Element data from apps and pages
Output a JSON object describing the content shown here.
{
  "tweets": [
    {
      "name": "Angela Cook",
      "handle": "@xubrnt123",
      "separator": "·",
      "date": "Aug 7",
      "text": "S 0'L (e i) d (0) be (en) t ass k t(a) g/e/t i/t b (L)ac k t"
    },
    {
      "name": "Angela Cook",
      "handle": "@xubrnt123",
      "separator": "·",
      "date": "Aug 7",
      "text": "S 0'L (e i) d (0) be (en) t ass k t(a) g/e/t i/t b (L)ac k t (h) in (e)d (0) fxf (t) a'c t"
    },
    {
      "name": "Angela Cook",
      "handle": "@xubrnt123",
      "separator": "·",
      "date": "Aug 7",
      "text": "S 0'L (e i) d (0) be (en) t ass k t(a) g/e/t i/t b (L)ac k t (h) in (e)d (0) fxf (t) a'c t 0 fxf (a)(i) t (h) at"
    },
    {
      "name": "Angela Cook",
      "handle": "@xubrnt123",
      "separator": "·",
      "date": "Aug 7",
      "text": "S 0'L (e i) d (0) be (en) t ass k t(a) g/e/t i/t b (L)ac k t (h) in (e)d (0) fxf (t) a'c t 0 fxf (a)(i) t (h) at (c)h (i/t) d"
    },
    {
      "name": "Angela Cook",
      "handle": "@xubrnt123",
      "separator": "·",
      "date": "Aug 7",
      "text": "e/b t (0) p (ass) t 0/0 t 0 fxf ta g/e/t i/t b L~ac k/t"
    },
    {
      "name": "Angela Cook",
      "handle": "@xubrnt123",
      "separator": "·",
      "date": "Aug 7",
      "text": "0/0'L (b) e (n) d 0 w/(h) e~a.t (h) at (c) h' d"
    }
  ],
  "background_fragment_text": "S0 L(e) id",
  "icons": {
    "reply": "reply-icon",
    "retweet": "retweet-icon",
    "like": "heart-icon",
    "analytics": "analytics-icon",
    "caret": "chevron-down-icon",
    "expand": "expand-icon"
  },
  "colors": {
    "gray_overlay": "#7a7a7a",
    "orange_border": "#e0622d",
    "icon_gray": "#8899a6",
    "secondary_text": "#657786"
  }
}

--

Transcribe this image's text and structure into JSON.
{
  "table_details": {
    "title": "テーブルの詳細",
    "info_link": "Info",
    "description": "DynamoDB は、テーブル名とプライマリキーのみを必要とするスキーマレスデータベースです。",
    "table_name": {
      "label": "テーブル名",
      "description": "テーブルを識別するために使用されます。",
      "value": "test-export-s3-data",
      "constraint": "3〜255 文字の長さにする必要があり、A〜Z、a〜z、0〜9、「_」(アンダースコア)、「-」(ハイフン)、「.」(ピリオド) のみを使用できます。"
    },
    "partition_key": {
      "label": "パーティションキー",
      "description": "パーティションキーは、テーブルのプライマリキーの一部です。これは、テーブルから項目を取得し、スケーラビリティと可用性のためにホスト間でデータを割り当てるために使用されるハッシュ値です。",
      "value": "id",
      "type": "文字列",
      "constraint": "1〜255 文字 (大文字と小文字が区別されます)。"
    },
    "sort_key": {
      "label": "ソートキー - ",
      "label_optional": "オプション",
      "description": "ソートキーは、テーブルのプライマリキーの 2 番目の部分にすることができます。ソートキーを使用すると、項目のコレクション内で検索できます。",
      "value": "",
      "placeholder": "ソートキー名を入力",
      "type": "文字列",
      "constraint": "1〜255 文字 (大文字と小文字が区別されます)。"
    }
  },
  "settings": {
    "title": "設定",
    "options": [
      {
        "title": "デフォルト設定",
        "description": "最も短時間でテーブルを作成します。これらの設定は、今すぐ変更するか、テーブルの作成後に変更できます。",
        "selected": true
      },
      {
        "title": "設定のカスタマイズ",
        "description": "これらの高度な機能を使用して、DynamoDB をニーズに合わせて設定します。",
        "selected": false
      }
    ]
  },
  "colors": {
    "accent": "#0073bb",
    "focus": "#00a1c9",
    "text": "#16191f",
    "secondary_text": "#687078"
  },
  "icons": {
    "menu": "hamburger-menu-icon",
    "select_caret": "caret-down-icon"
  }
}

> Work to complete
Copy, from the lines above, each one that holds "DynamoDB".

> Reply
    "description": "DynamoDB は、テーブル名とプライマリキーのみを必要とするスキーマレスデータベースです。",
        "description": "これらの高度な機能を使用して、DynamoDB をニーズに合わせて設定します。",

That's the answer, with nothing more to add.